An imaginary garden springs to life against a shimmering, abstract gold ground. Elegant stands of crested coxcombs and thistles are featured at the center, swaying to left and right in artful, bouquet-like clusters, enclosed above by and elegant arc of chrysanthemums and miscanthus grasses. The lower left corner is anchored by red and white poppies, the lower right by pine seedlings. Ground-hugging sarsaparilla (sarutori-ibara) fills the bottom center. Flowers of summer and autumn are compressed into a tightly organized composition on this dazzling two-panel screen.

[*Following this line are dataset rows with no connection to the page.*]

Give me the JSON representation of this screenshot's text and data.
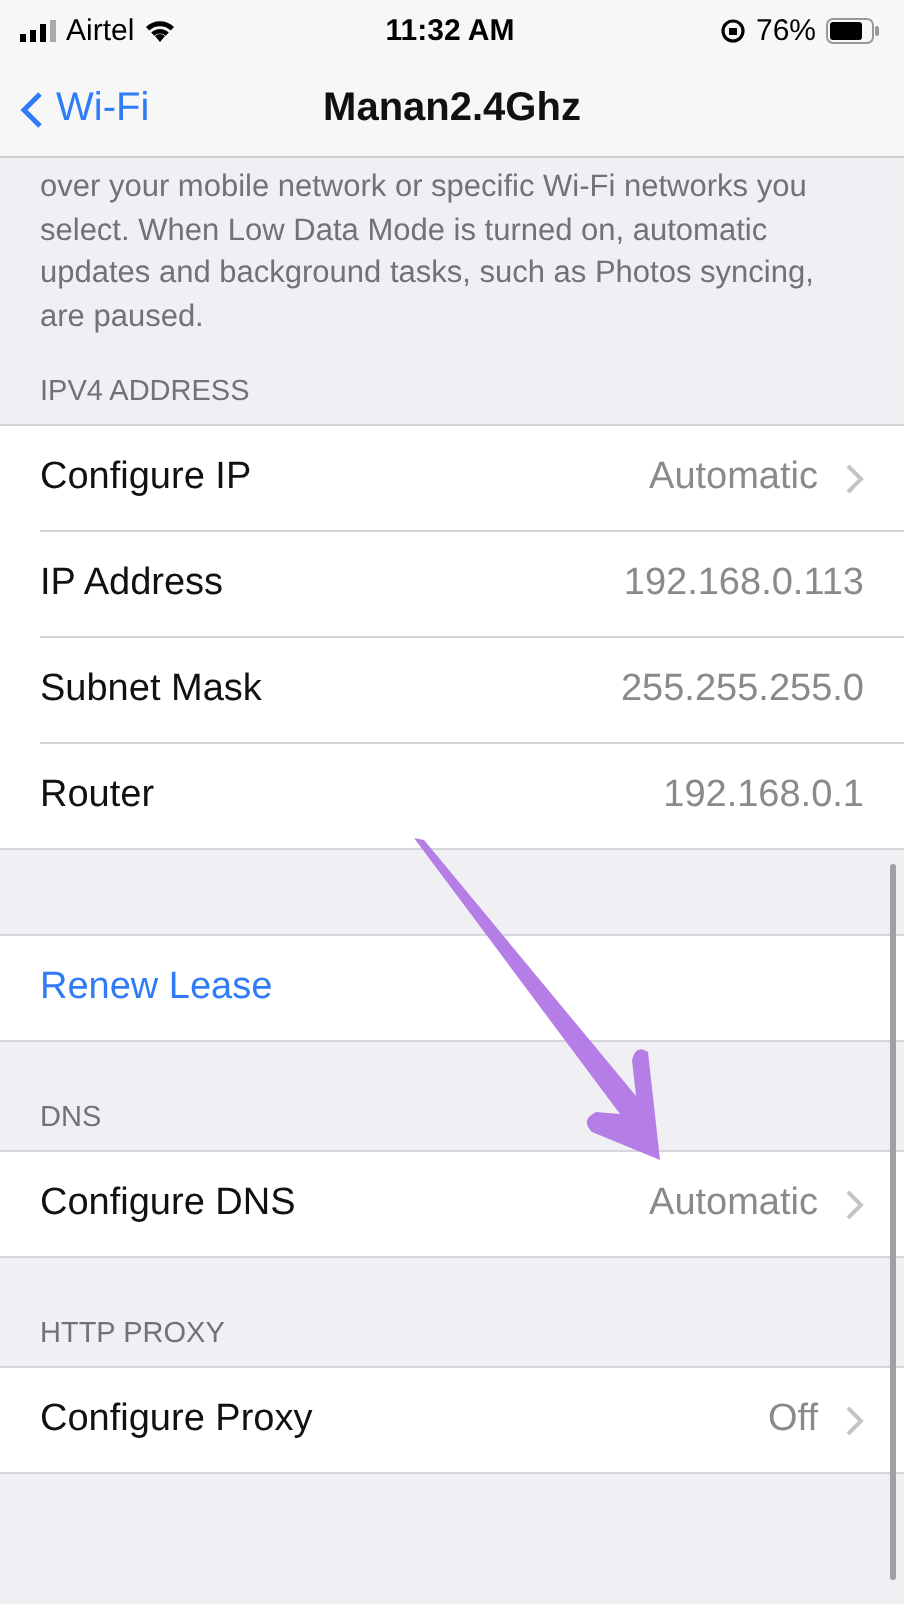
{
  "status_bar": {
    "carrier": "Airtel",
    "time": "11:32 AM",
    "battery": "76%"
  },
  "nav": {
    "back": "Wi-Fi",
    "title": "Manan2.4Ghz"
  },
  "description": "over your mobile network or specific Wi-Fi networks you select. When Low Data Mode is turned on, automatic updates and background tasks, such as Photos syncing, are paused.",
  "sections": [
    {
      "header": "IPV4 ADDRESS",
      "rows": [
        {
          "kind": "detail",
          "label": "Configure IP",
          "value": "Automatic",
          "chevron": true
        },
        {
          "kind": "detail",
          "label": "IP Address",
          "value": "192.168.0.113",
          "chevron": false
        },
        {
          "kind": "detail",
          "label": "Subnet Mask",
          "value": "255.255.255.0",
          "chevron": false
        },
        {
          "kind": "detail",
          "label": "Router",
          "value": "192.168.0.1",
          "chevron": false
        }
      ]
    },
    {
      "rows": [
        {
          "kind": "action",
          "label": "Renew Lease"
        }
      ]
    },
    {
      "header": "DNS",
      "rows": [
        {
          "kind": "detail",
          "label": "Configure DNS",
          "value": "Automatic",
          "chevron": true
        }
      ]
    },
    {
      "header": "HTTP PROXY",
      "rows": [
        {
          "kind": "detail",
          "label": "Configure Proxy",
          "value": "Off",
          "chevron": true
        }
      ]
    }
  ]
}
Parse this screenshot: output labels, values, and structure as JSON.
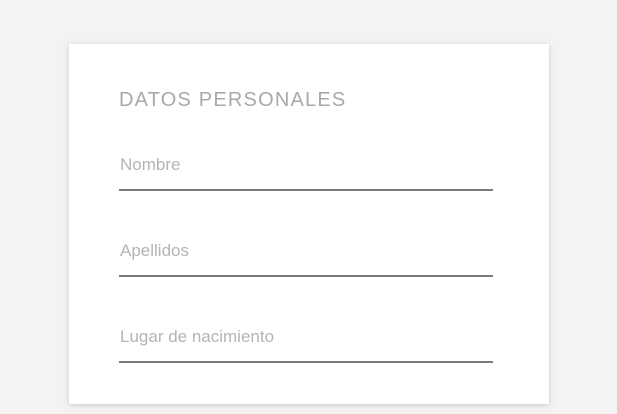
{
  "form": {
    "section_title": "DATOS PERSONALES",
    "fields": [
      {
        "placeholder": "Nombre",
        "value": ""
      },
      {
        "placeholder": "Apellidos",
        "value": ""
      },
      {
        "placeholder": "Lugar de nacimiento",
        "value": ""
      }
    ]
  },
  "colors": {
    "background": "#f3f3f3",
    "card": "#ffffff",
    "title_text": "#a9a9a9",
    "placeholder_text": "#b4b4b4",
    "underline": "#7b7b7b"
  }
}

Almost nothing is known about Sotatsu, not even his life dates, but he and his Tawaraya workshop in Kyoto used the circular red I’nen seal and specialized in large-scale, showy screens of flowers and grasses, as well as fan paintings. Fan shapes do seem to inform the composition of this screen. Close observation also reveals the meticulous, convincing depiction of each plant. The artist used ink wash to convey shading without use of outlines, the so-called “boneless” method. Colors are thin, allowing the gold ground to shine through. In places, the ink has puddled, further enhancing the realism of the image. The skilful technique suggests an artist associated with the mature period of Sotatsu’s studio. A similar composition with I’nen seal appears on a well-known set of four sliding doors in the Kyoto National Museum.
This and similar garden scenes are associated with a new interest in natural history and a boom in horticulture in the early seventeenth century among both the elite and commoners. At the same time, the art of ikebana, or flower arranging, was coming into its own, thanks to the second-generation head of the Ikenobo lineage. For the most recent study of Sotatsu, see Yukio Lippit and James T. Ulak, Sotatsu
(Washington, DC: Arthur M. Sackler Gallery, Smithsonian Institution, 2015).